--- The problem ---
Using the word "Turf" as the filter, copy each matching line from the records.

--- Data to use ---
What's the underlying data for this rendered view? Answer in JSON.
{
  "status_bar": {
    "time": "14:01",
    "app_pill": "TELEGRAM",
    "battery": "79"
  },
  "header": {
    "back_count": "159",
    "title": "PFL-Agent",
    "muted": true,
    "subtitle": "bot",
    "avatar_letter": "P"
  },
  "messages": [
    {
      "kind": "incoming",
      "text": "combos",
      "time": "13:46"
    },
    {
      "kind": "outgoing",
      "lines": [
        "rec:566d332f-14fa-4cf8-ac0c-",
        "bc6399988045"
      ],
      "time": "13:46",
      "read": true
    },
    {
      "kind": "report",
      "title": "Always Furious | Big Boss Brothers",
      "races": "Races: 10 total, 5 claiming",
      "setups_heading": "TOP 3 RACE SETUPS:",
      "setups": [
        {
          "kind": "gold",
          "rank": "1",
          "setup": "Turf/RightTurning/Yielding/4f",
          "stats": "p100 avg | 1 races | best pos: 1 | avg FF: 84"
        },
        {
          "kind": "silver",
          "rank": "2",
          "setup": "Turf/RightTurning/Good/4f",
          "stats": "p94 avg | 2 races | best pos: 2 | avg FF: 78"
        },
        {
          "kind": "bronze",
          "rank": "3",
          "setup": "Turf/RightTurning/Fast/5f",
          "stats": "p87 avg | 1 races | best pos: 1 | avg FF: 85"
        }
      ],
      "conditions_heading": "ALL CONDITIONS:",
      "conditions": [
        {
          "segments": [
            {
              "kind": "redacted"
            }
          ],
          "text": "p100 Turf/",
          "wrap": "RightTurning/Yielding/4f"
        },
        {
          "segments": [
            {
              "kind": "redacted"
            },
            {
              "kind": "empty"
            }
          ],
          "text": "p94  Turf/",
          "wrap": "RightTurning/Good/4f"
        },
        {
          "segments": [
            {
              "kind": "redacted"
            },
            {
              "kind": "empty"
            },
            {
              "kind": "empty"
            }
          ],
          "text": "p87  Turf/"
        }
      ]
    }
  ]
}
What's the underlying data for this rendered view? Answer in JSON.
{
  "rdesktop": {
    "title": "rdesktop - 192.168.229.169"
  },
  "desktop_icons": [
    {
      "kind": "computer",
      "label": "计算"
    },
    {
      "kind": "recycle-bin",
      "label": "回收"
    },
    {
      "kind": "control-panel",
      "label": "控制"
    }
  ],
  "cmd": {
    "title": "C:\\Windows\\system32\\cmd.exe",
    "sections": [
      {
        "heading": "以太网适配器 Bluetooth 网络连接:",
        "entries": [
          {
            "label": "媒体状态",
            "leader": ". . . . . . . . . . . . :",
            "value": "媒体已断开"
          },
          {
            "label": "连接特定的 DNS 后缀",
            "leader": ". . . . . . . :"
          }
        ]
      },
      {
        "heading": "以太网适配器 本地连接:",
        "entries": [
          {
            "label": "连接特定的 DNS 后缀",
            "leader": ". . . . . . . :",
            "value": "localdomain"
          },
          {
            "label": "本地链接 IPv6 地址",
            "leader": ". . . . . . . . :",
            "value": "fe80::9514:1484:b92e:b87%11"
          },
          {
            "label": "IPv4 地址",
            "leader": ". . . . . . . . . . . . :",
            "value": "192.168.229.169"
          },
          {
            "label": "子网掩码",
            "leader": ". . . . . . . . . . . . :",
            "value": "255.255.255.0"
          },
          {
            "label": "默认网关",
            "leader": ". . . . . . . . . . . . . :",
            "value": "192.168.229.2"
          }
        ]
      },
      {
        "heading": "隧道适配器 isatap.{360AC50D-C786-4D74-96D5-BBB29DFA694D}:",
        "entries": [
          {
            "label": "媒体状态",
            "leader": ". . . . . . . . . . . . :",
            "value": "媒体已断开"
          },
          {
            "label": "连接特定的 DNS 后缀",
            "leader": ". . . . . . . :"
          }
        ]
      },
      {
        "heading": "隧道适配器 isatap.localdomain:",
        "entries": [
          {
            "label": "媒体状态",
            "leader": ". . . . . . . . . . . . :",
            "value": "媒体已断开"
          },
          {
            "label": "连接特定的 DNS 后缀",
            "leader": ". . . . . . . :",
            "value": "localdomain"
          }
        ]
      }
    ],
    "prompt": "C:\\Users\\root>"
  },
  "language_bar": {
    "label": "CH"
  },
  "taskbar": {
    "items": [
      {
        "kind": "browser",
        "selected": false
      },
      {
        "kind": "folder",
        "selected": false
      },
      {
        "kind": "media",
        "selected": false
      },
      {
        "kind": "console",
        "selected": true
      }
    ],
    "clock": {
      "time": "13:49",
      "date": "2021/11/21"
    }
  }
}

--- Solution below ---
          "setup": "Turf/RightTurning/Yielding/4f",
          "setup": "Turf/RightTurning/Good/4f",
          "setup": "Turf/RightTurning/Fast/5f",
          "text": "p100 Turf/",
          "text": "p94  Turf/",
          "text": "p87  Turf/"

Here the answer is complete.